Althoughonly six years since the release of Licenceto Kill, world politics had changeddramatically in the interim. GoldenEyewas the first James Bond film to be produced since the fall of theBerlin Wall, the collapse of the Soviet Union, and the end of theCold War, and therefore it was doubtful whether the character wasstill relevant in the modern world. Some in the film industryfelt it would be \"futile\" for the Bond series to make acomeback, and that it was best left as \"an icon of the past\".The producers even thought of new concepts for the series, such as aperiod piece set in the 1960s, a female 007, or a Black James Bond.Ultimately, they chose to return to the basics of the series, notfollowing the sensitive and caring Bond of the Dalton films or thepolitical correctness that started to permeate the decade. However,when released, the film was considered a successful revitalisation,and it effectively adapted the series for the 1990s. One ofGoldenEye\'sinnovations was the casting of a female M. In the film, the new Mquickly establishes her authority, remarking that Bond is a \"sexist,misogynist dinosaur\" and a \"relic of the Cold War\".This is an early indication that Bond is portrayed as far lesstempestuous than Timothy Dalton\'s Bond from 1989.Filming
Principalphotography for the film began on 16 January 1995 and continued until2 June. The producers were unable to film at Pinewood Studios, theusual location for Bond films, because it had been reserved for FirstKnight. Instead, an old Rolls-Roycefactory at Leavesden Aerodrome in Hertfordshire was converted into anew studio, dubbed Leavesden Studios. This process is shown on the2006 DVD\'s special features.
Thebungee jump was filmed at the Contra Dam (also known as the Verzascaor Locarno Dam) in Ticino, Switzerland. The film\'s casino scenes andthe Tiger helicopter\'s demonstration were shot in Monte Carlo.Reference footage for the tank chase was shot on location in St.Petersburg and matched to the studio at Leavesden.

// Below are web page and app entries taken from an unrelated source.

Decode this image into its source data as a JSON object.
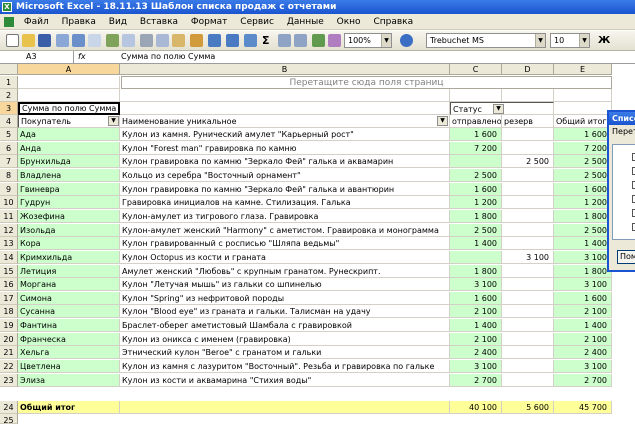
{
  "window": {
    "title": "Microsoft Excel - 18.11.13 Шаблон списка продаж с отчетами"
  },
  "menu": [
    "Файл",
    "Правка",
    "Вид",
    "Вставка",
    "Формат",
    "Сервис",
    "Данные",
    "Окно",
    "Справка"
  ],
  "toolbar": {
    "zoom": "100%",
    "font": "Trebuchet MS",
    "size": "10"
  },
  "formula": {
    "cell": "A3",
    "fx": "fx",
    "content": "Сумма по полю Сумма"
  },
  "columns": [
    "A",
    "B",
    "C",
    "D",
    "E"
  ],
  "sheet": {
    "drop_page_fields": "Перетащите сюда поля страниц",
    "pivot_label": "Сумма по полю Сумма",
    "status_label": "Статус",
    "buyer_header": "Покупатель",
    "item_header": "Наименование уникальное",
    "col_sent": "отправлено",
    "col_reserve": "резерв",
    "col_total": "Общий итог",
    "rows": [
      {
        "n": "5",
        "a": "Ада",
        "b": "Кулон из камня. Рунический амулет \"Карьерный рост\"",
        "c": "1 600",
        "d": "",
        "e": "1 600"
      },
      {
        "n": "6",
        "a": "Анда",
        "b": "Кулон \"Forest man\" гравировка по камню",
        "c": "7 200",
        "d": "",
        "e": "7 200"
      },
      {
        "n": "7",
        "a": "Брунхильда",
        "b": "Кулон гравировка по камню \"Зеркало Фей\" галька и аквамарин",
        "c": "",
        "d": "2 500",
        "e": "2 500"
      },
      {
        "n": "8",
        "a": "Владлена",
        "b": "Кольцо из серебра \"Восточный орнамент\"",
        "c": "2 500",
        "d": "",
        "e": "2 500"
      },
      {
        "n": "9",
        "a": "Гвиневра",
        "b": "Кулон гравировка по камню \"Зеркало Фей\" галька и авантюрин",
        "c": "1 600",
        "d": "",
        "e": "1 600"
      },
      {
        "n": "10",
        "a": "Гудрун",
        "b": "Гравировка инициалов на камне. Стилизация. Галька",
        "c": "1 200",
        "d": "",
        "e": "1 200"
      },
      {
        "n": "11",
        "a": "Жозефина",
        "b": "Кулон-амулет из тигрового глаза. Гравировка",
        "c": "1 800",
        "d": "",
        "e": "1 800"
      },
      {
        "n": "12",
        "a": "Изольда",
        "b": "Кулон-амулет женский \"Harmony\" с аметистом. Гравировка и монограмма",
        "c": "2 500",
        "d": "",
        "e": "2 500"
      },
      {
        "n": "13",
        "a": "Кора",
        "b": "Кулон гравированный с росписью \"Шляпа ведьмы\"",
        "c": "1 400",
        "d": "",
        "e": "1 400"
      },
      {
        "n": "14",
        "a": "Кримхильда",
        "b": "Кулон Octopus из кости и граната",
        "c": "",
        "d": "3 100",
        "e": "3 100"
      },
      {
        "n": "15",
        "a": "Летиция",
        "b": "Амулет женский \"Любовь\" с крупным гранатом. Рунескрипт.",
        "c": "1 800",
        "d": "",
        "e": "1 800"
      },
      {
        "n": "16",
        "a": "Моргана",
        "b": "Кулон \"Летучая мышь\" из гальки со шпинелью",
        "c": "3 100",
        "d": "",
        "e": "3 100"
      },
      {
        "n": "17",
        "a": "Симона",
        "b": "Кулон \"Spring\" из нефритовой породы",
        "c": "1 600",
        "d": "",
        "e": "1 600"
      },
      {
        "n": "18",
        "a": "Сусанна",
        "b": "Кулон \"Blood eye\" из граната и гальки. Талисман на удачу",
        "c": "2 100",
        "d": "",
        "e": "2 100"
      },
      {
        "n": "19",
        "a": "Фантина",
        "b": "Браслет-оберег аметистовый Шамбала с гравировкой",
        "c": "1 400",
        "d": "",
        "e": "1 400"
      },
      {
        "n": "20",
        "a": "Франческа",
        "b": "Кулон из оникса с именем (гравировка)",
        "c": "2 100",
        "d": "",
        "e": "2 100"
      },
      {
        "n": "21",
        "a": "Хельга",
        "b": "Этнический кулон \"Berое\" с гранатом и гальки",
        "c": "2 400",
        "d": "",
        "e": "2 400"
      },
      {
        "n": "22",
        "a": "Цветлена",
        "b": "Кулон из камня с лазуритом \"Восточный\". Резьба и гравировка по гальке",
        "c": "3 100",
        "d": "",
        "e": "3 100"
      },
      {
        "n": "23",
        "a": "Элиза",
        "b": "Кулон из кости и аквамарина \"Стихия воды\"",
        "c": "2 700",
        "d": "",
        "e": "2 700"
      }
    ],
    "total": {
      "n": "24",
      "a": "Общий итог",
      "c": "40 100",
      "d": "5 600",
      "e": "45 700"
    }
  },
  "panel": {
    "title": "Список",
    "subtitle": "Перет",
    "button": "Пом"
  }
}
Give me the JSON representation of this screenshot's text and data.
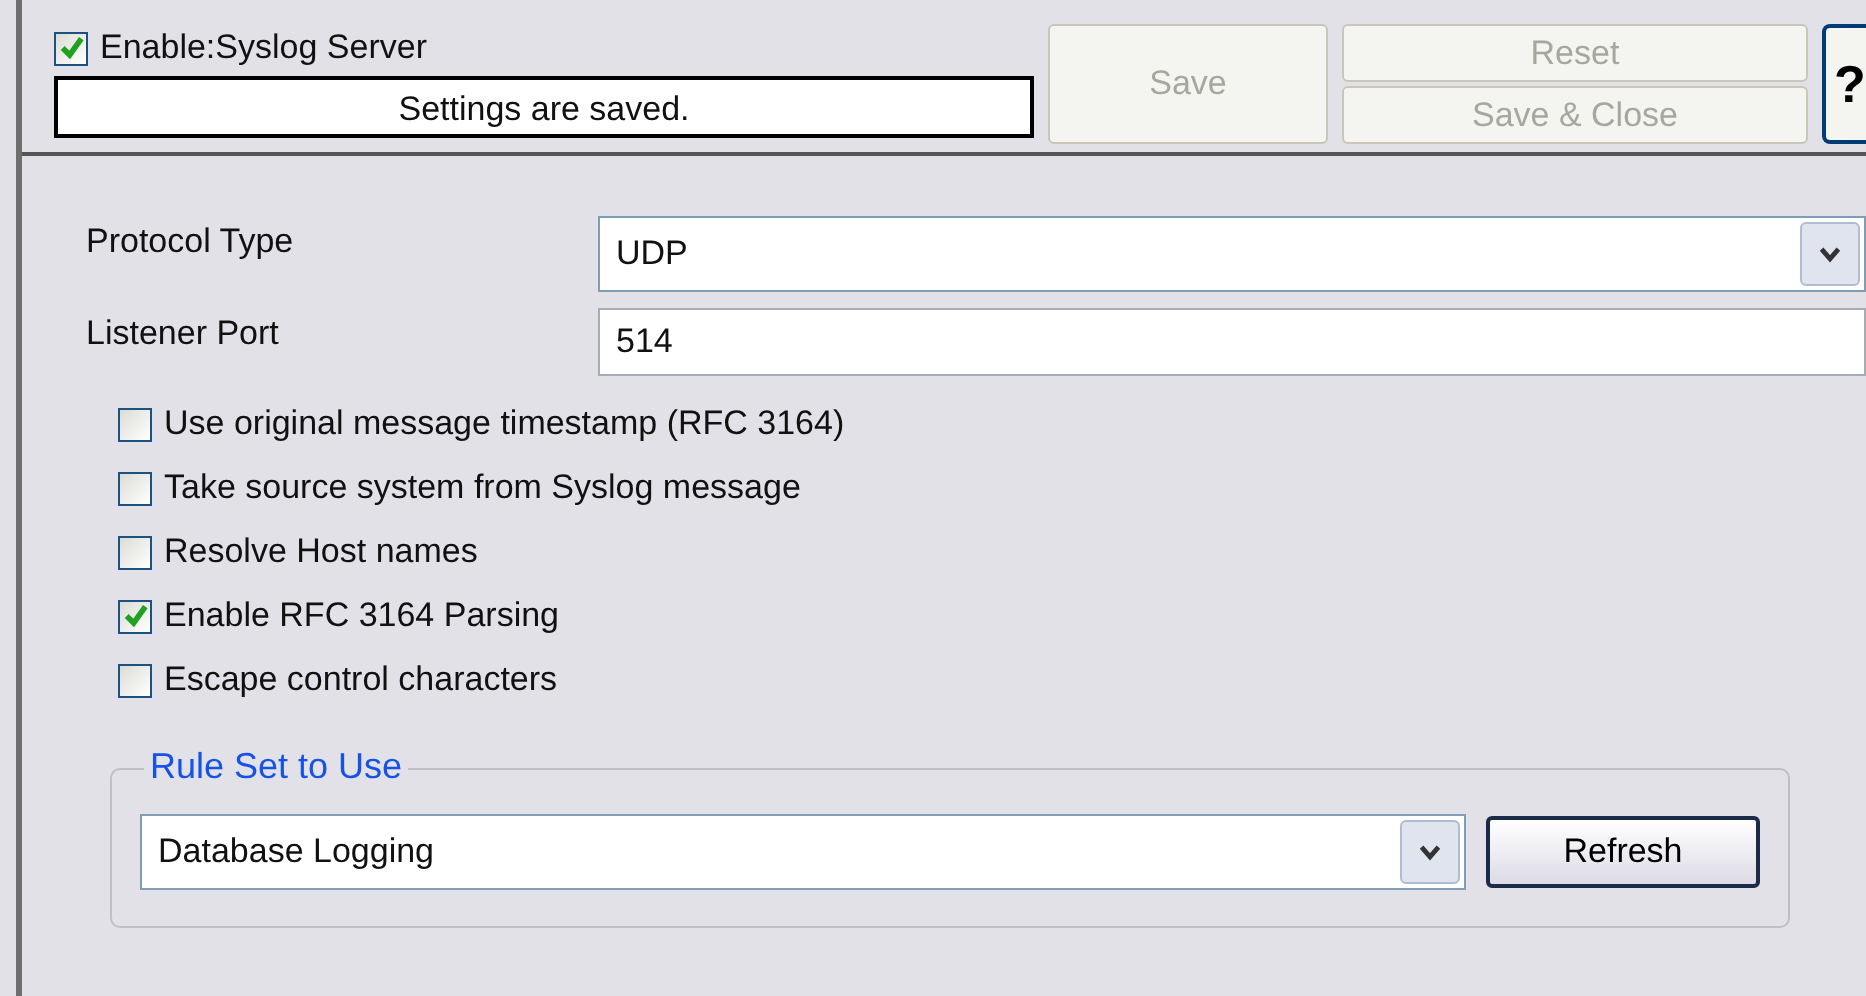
{
  "header": {
    "enable": {
      "label": "Enable:Syslog Server",
      "checked": true
    },
    "status": "Settings are saved.",
    "buttons": [
      {
        "kind": "save",
        "label": "Save",
        "disabled": true
      },
      {
        "kind": "reset",
        "label": "Reset",
        "disabled": true
      },
      {
        "kind": "save_close",
        "label": "Save & Close",
        "disabled": true
      }
    ],
    "help": "?"
  },
  "fields": [
    {
      "kind": "select",
      "label": "Protocol Type",
      "value": "UDP"
    },
    {
      "kind": "text",
      "label": "Listener Port",
      "value": "514"
    }
  ],
  "options": [
    {
      "label": "Use original message timestamp (RFC 3164)",
      "checked": false
    },
    {
      "label": "Take source system from Syslog message",
      "checked": false
    },
    {
      "label": "Resolve Host names",
      "checked": false
    },
    {
      "label": "Enable RFC 3164 Parsing",
      "checked": true
    },
    {
      "label": "Escape control characters",
      "checked": false
    }
  ],
  "rule_set": {
    "legend": "Rule Set to Use",
    "value": "Database Logging",
    "button": "Refresh"
  }
}
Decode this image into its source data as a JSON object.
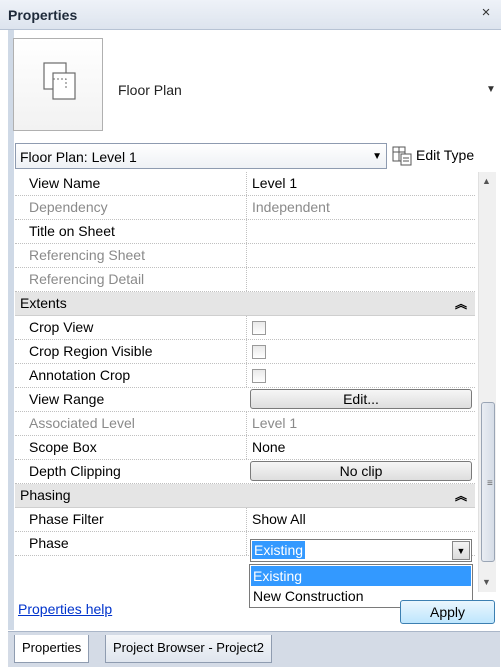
{
  "window": {
    "title": "Properties",
    "close_glyph": "×"
  },
  "type_selector": {
    "icon": "floor-plan-icon",
    "name": "Floor Plan"
  },
  "instance_selector": {
    "value": "Floor Plan: Level 1"
  },
  "edit_type": {
    "label": "Edit Type",
    "icon": "edit-type-icon"
  },
  "rows": [
    {
      "kind": "param",
      "name": "View Name",
      "value": "Level 1",
      "disabled": false
    },
    {
      "kind": "param",
      "name": "Dependency",
      "value": "Independent",
      "disabled": true
    },
    {
      "kind": "param",
      "name": "Title on Sheet",
      "value": "",
      "disabled": false
    },
    {
      "kind": "param",
      "name": "Referencing Sheet",
      "value": "",
      "disabled": true
    },
    {
      "kind": "param",
      "name": "Referencing Detail",
      "value": "",
      "disabled": true
    },
    {
      "kind": "group",
      "name": "Extents",
      "collapse_glyph": "≈"
    },
    {
      "kind": "checkbox",
      "name": "Crop View",
      "checked": false
    },
    {
      "kind": "checkbox",
      "name": "Crop Region Visible",
      "checked": false
    },
    {
      "kind": "checkbox",
      "name": "Annotation Crop",
      "checked": false
    },
    {
      "kind": "button",
      "name": "View Range",
      "button_label": "Edit..."
    },
    {
      "kind": "param",
      "name": "Associated Level",
      "value": "Level 1",
      "disabled": true
    },
    {
      "kind": "param",
      "name": "Scope Box",
      "value": "None",
      "disabled": false
    },
    {
      "kind": "button",
      "name": "Depth Clipping",
      "button_label": "No clip"
    },
    {
      "kind": "group",
      "name": "Phasing",
      "collapse_glyph": "≈"
    },
    {
      "kind": "param",
      "name": "Phase Filter",
      "value": "Show All",
      "disabled": false
    },
    {
      "kind": "param",
      "name": "Phase",
      "value": "",
      "disabled": false
    }
  ],
  "phase_dropdown": {
    "selected": "Existing",
    "options": [
      "Existing",
      "New Construction"
    ],
    "highlighted_index": 0
  },
  "footer": {
    "help_link": "Properties help",
    "apply_label": "Apply"
  },
  "tabs": [
    {
      "label": "Properties",
      "active": true
    },
    {
      "label": "Project Browser - Project2",
      "active": false
    }
  ],
  "colors": {
    "selection": "#3399ff",
    "link": "#0033cc",
    "group_bg": "#e5e5e5"
  }
}
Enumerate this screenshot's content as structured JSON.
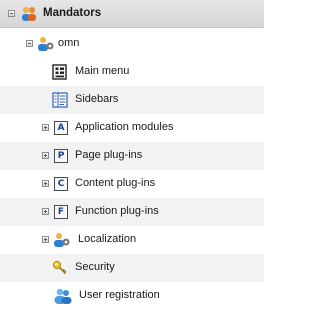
{
  "tree": {
    "root": {
      "label": "Mandators"
    },
    "mandator": {
      "label": "omn"
    },
    "items": [
      {
        "label": "Main menu"
      },
      {
        "label": "Sidebars"
      },
      {
        "label": "Application modules",
        "letter": "A"
      },
      {
        "label": "Page plug-ins",
        "letter": "P"
      },
      {
        "label": "Content plug-ins",
        "letter": "C"
      },
      {
        "label": "Function plug-ins",
        "letter": "F"
      },
      {
        "label": "Localization"
      },
      {
        "label": "Security"
      },
      {
        "label": "User registration"
      }
    ]
  },
  "colors": {
    "header_bg": "#dcdcdc",
    "alt_row_bg": "#f2f2f2",
    "icon_blue": "#2b5fb4",
    "icon_orange": "#f39a1e"
  }
}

The climacticscenes on the satellite dish were shot at Arecibo Observatory inPuerto Rico. The actual MI6 headquarters were used for external viewsof M\'s office. Some of the scenes in St. Petersburg were actuallyshot in London – the Epsom Downs Racecourse doubled as the airport– to reduce expenses and security concerns, as the second unit sentto Russia required bodyguards.
TheFrench Navy provided full use of the frigate FS LaFayette and their newest helicopter,the Eurocopter Tiger to the film\'s production team. The Frenchgovernment also allowed the use of Navy logos as part of thepromotional campaign for the film. However, the producers had adispute with the French Ministry of Defence over Brosnan\'s oppositionto French nuclear weapons testing and his involvement withGreenpeace; as a result, the French premiere of the film wascancelled.
Thesequences involving the armoured train were filmed on the Nene ValleyRailway, near Peterborough in the UK. The train was composed of aBritish Rail Class 20 diesel-electric locomotive and a pair of BR Mk1 coaches, all three heavily disguised to resemble a Soviet armouredtrain.